When purchasing your stone, it is also important to research the seller. Big box retailers that provide countertops won’t be as detail oriented as their local counterparts mainly due to the lack of knowledge of the staff that will be assisting you. This is because a big box store has a higher turnover of staff and less of a risk to damage their reputation. Also a large retailer will typically have a more limited selection of stone and a more rigid outline of their services, typically a price is set and adhered to in a large retailer. A local fabricator, more often than not, will negotiate pricing, accommodate specific requests, and handle customers with a higher degree of quality solely based on the fact that they are trying to compete with not only other local business but the large retailers as well. It would be advantageous to look into your local options and weigh them against large retail stores, depending on what you’re looking to have done one might be more beneficial than the other!

Knowing what you’re paying for will also be beneficial as the price of the stone increases with the tariffs. There are a lot of factors that make up the final price of your countertop including, the cutouts, edging, backsplash, finish, and color of the stone. By limiting the extra details you’re able to keep the overall price lower. The type of sink you install has an effect of the type of cutout which then has a price on the slab. Edging the counter will have an effect on the final bill as well because the more decorative the final edge look the higher the cost per foot will be! Some styles can rise as high as $10/foot. Choosing to have a matching stone backsplash obviously will heighten the price of your stone bill, but there are other ways to design a backsplash if this puts your costs too high. Tile is a great alternative or a shorter four or five-inch backsplash can help protect your walls against stains. The color of the actual stone can also play a factor in pricing as blue granite is often more expensive than other colors and marble with a more intricate or unique pattern can fetch a higher price. These are all things that, regardless of the trade war with China, will affect your final budget and should be considered!

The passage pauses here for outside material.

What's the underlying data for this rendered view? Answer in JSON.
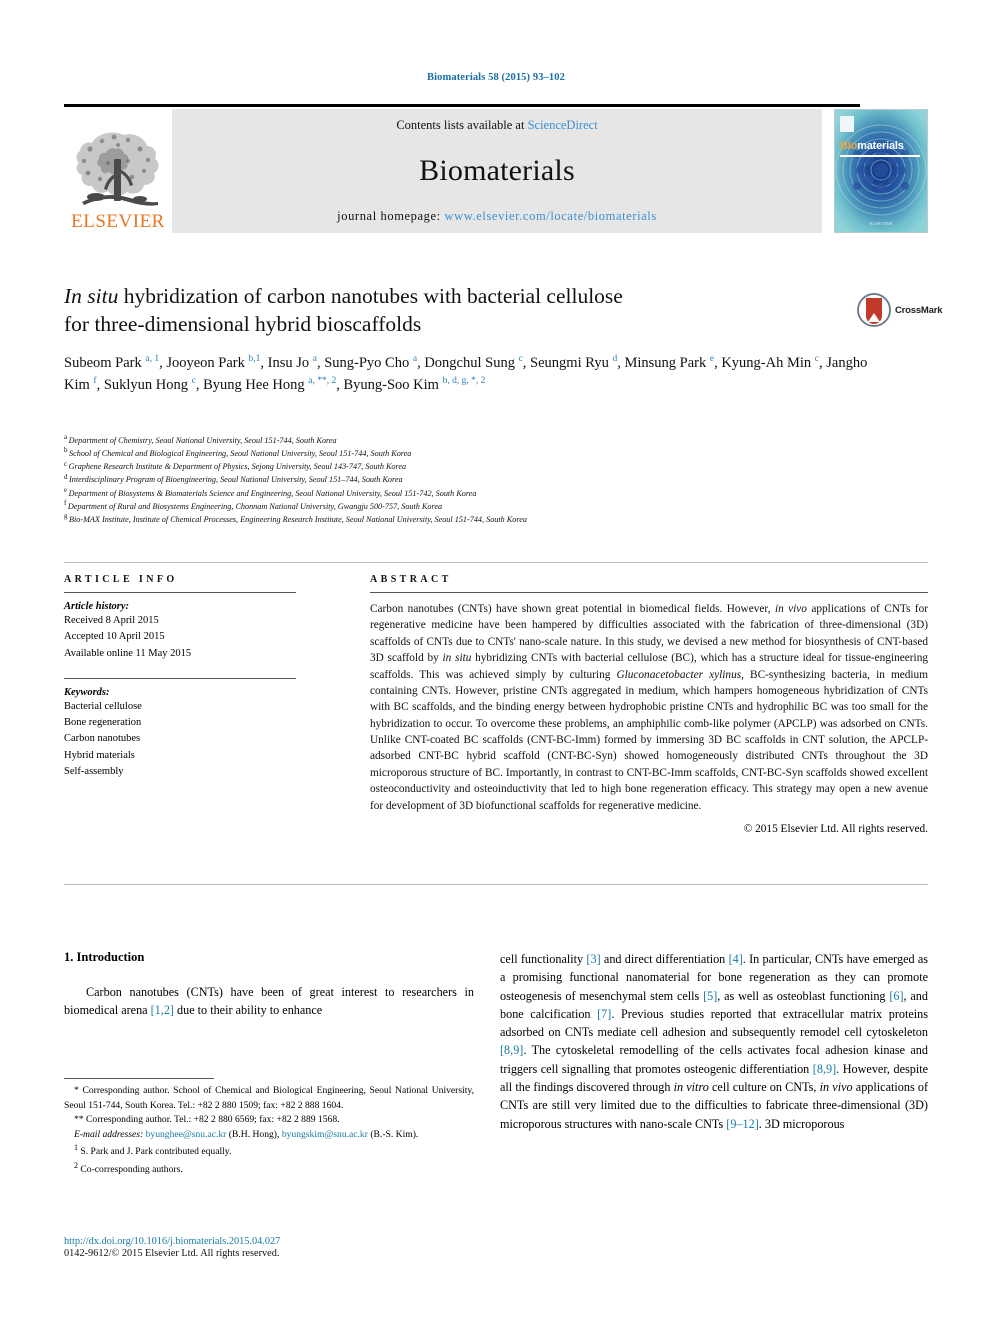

These tariffs are not expected to go away anytime soon so if you’re planning a renovation or are in the middle of one currently and have yet to purchase your counters, do it! Having a plan of attack and being in the right place to order them will save you money before the end of the year as natural stone prices continue to rise. Removing your old counters as a DIY project might be a good idea as well in order to save even more in a pinch. There are many ways to try to circumvent these price increases and DIY-ing as much as possible is one of them, don’t hesitate to consult a professional but remember that most home jobs can be done with a little research! However, as long as this trade war holds out between the US and China, expect any and all renovations that involve products made or refined in China to be on the retail mark up until early 2020.